Last Sunday we celebrated Pentecost – a powerful moment in our history when the Holy Spirit entered the followers of Jesus.
Pentecost seems neglected when it comes to Christian celebrations. I am trying to honor this event more intentionally both at church and at home. I compiled a Pentecost Celebration Idea Guide that you can download at no cost by clicking on the button below.
What do you visualize when you think of the Holy Spirit?
In the front of our church, painted high, close to the ceiling is a dove – one of the more familiar symbols of the Spirit.
As soon as Jesus was baptized, he went up out of the water. At that moment heaven was opened, and he saw the Spirit of God descending like a dove and alighting on him.
Matthew 3: 16
I guess I have always thought of the spirit as a quiet, gentle voice of God. The Lord passed by Elijah as a whisper.
Then a great and powerful wind tore the mountains apart and shattered the rocks before the Lord, but the Lord was not in the wind. After the wind there was an earthquake, but the Lord was not in the earthquake. After the earthquake came a fire, but the Lord was not in the fire. And after the fire came a gentle whisper.
1 King 19: 11-12
But on Sunday when we heard once again the reading from the Book of Acts – the Spirit of God barged into the lives of God’s followers with wind and fire. Quite a different entrance, I would say. More explosive and awakening.

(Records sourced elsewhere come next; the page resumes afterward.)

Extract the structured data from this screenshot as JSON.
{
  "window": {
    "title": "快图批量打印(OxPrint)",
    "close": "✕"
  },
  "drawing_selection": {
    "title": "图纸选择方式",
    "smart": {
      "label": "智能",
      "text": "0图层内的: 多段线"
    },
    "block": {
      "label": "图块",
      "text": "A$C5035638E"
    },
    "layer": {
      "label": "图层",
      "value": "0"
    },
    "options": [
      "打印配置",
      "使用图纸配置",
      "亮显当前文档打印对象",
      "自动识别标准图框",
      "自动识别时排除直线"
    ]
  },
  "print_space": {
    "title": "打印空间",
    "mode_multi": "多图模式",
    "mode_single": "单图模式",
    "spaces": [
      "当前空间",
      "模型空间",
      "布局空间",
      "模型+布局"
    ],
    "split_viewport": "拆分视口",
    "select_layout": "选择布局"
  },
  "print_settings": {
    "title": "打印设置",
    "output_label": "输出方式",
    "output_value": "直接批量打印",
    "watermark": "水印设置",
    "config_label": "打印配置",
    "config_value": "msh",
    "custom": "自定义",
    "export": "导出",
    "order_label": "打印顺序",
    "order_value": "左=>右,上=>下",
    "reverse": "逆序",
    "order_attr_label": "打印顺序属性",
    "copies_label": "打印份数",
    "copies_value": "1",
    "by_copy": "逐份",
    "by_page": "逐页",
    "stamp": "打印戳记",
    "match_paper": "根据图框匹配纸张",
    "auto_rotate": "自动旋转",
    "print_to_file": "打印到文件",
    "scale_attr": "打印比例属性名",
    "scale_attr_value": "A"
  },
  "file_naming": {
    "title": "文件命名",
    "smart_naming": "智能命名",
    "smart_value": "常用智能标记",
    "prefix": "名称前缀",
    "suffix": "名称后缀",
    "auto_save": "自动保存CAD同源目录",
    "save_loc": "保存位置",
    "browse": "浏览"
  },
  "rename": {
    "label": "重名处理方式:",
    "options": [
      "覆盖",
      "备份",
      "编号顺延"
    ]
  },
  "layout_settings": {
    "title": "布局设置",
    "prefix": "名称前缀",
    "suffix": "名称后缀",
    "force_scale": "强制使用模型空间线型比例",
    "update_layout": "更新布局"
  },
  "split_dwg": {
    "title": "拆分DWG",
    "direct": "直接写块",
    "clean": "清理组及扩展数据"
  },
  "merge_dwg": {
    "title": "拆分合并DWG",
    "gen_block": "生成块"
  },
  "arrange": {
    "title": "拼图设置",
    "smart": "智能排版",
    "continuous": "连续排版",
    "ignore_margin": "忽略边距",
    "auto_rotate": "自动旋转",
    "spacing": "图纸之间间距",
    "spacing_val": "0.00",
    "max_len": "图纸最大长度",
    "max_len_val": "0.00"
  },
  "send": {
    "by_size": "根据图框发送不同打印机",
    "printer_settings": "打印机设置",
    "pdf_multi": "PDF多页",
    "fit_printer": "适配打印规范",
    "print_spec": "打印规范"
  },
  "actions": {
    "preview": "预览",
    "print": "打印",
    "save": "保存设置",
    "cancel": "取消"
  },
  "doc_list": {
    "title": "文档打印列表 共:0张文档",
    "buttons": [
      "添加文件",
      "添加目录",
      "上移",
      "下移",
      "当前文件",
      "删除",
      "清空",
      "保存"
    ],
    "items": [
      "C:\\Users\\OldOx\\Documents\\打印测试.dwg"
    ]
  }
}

Did you know the Celtic symbol for the Holy Spirit was the wild goose?
Doves are docile and delicate, but the wild goose is untamable, free, and unpredictable. This way of seeing the spirit reminds us that God cannot be controlled or contained. Geese can be noisy and protective. The spirit is passionate and driven to defend those she loves.
Puts a new spin on the expression: A Wild Goose Chase – doesn’t it? Instead of the normal meaning of us dashing down a path that leads to nowhere, a Wild Goose chase could be God’s spirit within us leading us on the journey he planned for us.
The day of Pentecost with all the noise, fire and wind transformed the disciples and set the church on fire for the Lord. Their lives and their faith forever changed by the power of the Pentecost. They did embark on a new journey/chase with God. Pentecost reminded me of what I read last week about the word transformed.
Pierre Teilhard de Chardin used the word transposed instead of transformed. He wrote of his increased need to be transposed. In music to transpose means to change to a new key. The melody stays the same but the music sounds different. Possibly the instruments adjust to different notes; maybe one who had only played in the background now is the featured soloist. Changed yet the same. The Holy Spirit remains the same but I am perceiving a new aspect of the spirit as I am transposed.
The power of the Holy Spirit on Pentecost and in our everyday lives reorders our souls. I like to think it tunes us into better reception to hear God’s voice. Maybe it aligns us better to his will and desires.
Dare we ask God to send us a wild goose spirit? To be honest, it takes courage to ask God to fire up that ember within my heart to roaring fire. The image of a goose, loud, obnoxious and biting as people approach them doesn’t appeal to me. But their unflinching passion and undefeatable nature gives me new insight to the Holy Spirit.
Perhaps I have watered down the Spirit’s image way too long in my life. Maybe the image of the dove lingers in my comfort zone, more benignly than adventuresome. Is my faith too predictable, limited and complacent? Time to be transposed?
Then I remember the Holy Spirit already dwells within a believer’s heart and does give us strength and the words to witness. She draws us closer to God and gives us the words to spread the Good News. We are called to be bold for Christ. Pentecost lives on within us in a powerful way that can’t be controlled or limited.
Ahhh, lots to ponder and discuss with God about when it comes to the Spirit.
What image do you have of the Holy Spirit?